Exercise requirements: Your reply should consist of the entries, copied exactly and stripped of images.

=== Begin Enclosure ===

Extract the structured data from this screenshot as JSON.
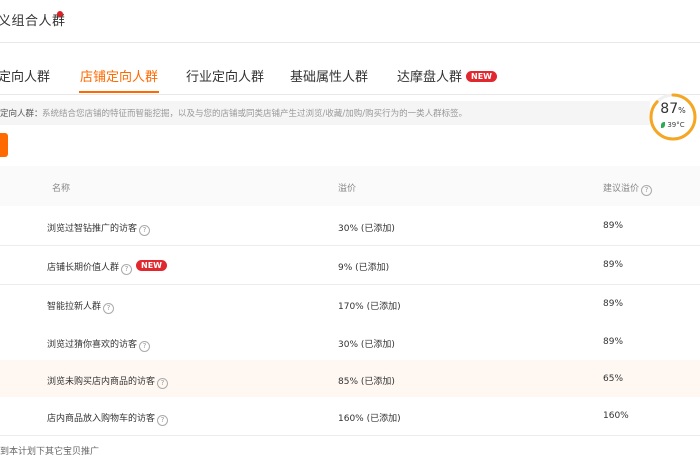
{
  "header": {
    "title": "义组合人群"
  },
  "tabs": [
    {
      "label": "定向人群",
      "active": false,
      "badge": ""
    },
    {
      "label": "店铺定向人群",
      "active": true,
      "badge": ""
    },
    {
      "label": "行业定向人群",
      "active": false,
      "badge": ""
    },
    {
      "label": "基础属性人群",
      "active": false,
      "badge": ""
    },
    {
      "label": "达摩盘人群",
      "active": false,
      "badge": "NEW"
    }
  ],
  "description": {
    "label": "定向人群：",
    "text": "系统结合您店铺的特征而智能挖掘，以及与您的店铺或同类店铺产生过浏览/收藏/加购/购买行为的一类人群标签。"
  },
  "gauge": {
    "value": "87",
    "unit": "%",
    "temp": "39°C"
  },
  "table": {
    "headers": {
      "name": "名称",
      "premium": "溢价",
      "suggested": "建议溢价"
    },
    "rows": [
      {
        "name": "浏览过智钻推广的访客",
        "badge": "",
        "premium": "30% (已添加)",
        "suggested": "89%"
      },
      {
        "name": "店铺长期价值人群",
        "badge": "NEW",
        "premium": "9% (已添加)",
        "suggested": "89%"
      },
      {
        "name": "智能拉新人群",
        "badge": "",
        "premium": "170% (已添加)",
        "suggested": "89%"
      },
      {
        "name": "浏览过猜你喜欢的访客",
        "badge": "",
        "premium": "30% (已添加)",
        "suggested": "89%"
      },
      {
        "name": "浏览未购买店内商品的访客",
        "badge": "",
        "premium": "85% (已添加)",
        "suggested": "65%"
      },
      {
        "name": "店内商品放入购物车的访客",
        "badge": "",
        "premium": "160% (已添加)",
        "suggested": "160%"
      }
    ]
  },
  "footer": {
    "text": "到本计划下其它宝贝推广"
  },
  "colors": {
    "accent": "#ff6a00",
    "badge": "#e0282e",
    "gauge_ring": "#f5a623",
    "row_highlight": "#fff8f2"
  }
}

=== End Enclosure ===

Answer to this problem:
Extract the structured data from this screenshot as JSON.
{
  "header": {
    "title": "义组合人群"
  },
  "tabs": [
    {
      "label": "定向人群",
      "active": false,
      "badge": ""
    },
    {
      "label": "店铺定向人群",
      "active": true,
      "badge": ""
    },
    {
      "label": "行业定向人群",
      "active": false,
      "badge": ""
    },
    {
      "label": "基础属性人群",
      "active": false,
      "badge": ""
    },
    {
      "label": "达摩盘人群",
      "active": false,
      "badge": "NEW"
    }
  ],
  "description": {
    "label": "定向人群：",
    "text": "系统结合您店铺的特征而智能挖掘，以及与您的店铺或同类店铺产生过浏览/收藏/加购/购买行为的一类人群标签。"
  },
  "gauge": {
    "value": "87",
    "unit": "%",
    "temp": "39°C"
  },
  "table": {
    "headers": {
      "name": "名称",
      "premium": "溢价",
      "suggested": "建议溢价"
    },
    "rows": [
      {
        "name": "浏览过智钻推广的访客",
        "badge": "",
        "premium": "30% (已添加)",
        "suggested": "89%"
      },
      {
        "name": "店铺长期价值人群",
        "badge": "NEW",
        "premium": "9% (已添加)",
        "suggested": "89%"
      },
      {
        "name": "智能拉新人群",
        "badge": "",
        "premium": "170% (已添加)",
        "suggested": "89%"
      },
      {
        "name": "浏览过猜你喜欢的访客",
        "badge": "",
        "premium": "30% (已添加)",
        "suggested": "89%"
      },
      {
        "name": "浏览未购买店内商品的访客",
        "badge": "",
        "premium": "85% (已添加)",
        "suggested": "65%"
      },
      {
        "name": "店内商品放入购物车的访客",
        "badge": "",
        "premium": "160% (已添加)",
        "suggested": "160%"
      }
    ]
  },
  "footer": {
    "text": "到本计划下其它宝贝推广"
  },
  "colors": {
    "accent": "#ff6a00",
    "badge": "#e0282e",
    "gauge_ring": "#f5a623",
    "row_highlight": "#fff8f2"
  }
}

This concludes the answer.